The “lack of access to abortion” complaint manifests itself again (and again and again), this time, in American jails.
Incarcerated women wishing to terminate a pregnancy face numerous challenges; among them are facilities’ ad hoc responses to abortion requests, difficulties in making transportation or financial arrangements, and the requirement of obtaining a court order.
These intrepid policy types are clearly leaving no stone unturned.
Question: If I go for a long canoe trip in an isolated provincial park, perhaps Killarney or Temagami, what’s my access? Stay tuned for the soon-to-be-released “Abortion access on remote-area canoe trips: Females face delays, forced to return to civilization for abortions, while men just get to paddle on.”
Tanya has a few more “access” concerns: What about if I fall down a well or get stuck in a mine shaft? And will this ‘service’ be available during my 3 week Carnival cruise?
To be honest, I’m sort of comforted by the idea that getting an abortion while incarcerated is not the easiest thing in the world. For those women who suddenly find themselves in that unfortunate situation (of being imprisoned while pregnant) abortion may seem to some like the only reasonable thing to do. How much more so if the access is facilitated.

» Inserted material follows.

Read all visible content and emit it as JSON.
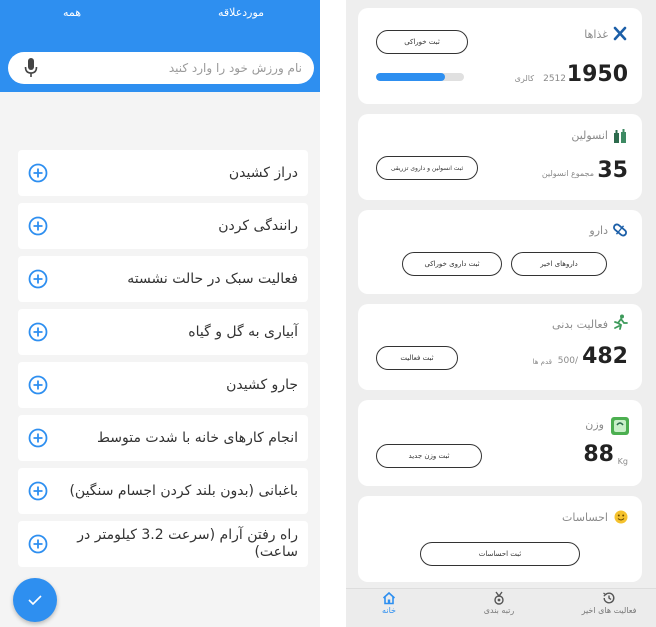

Brigitte evidently just fell off a turnip truck: Am I the only one who had no idea unintended pregnancies in jail were a big problem?by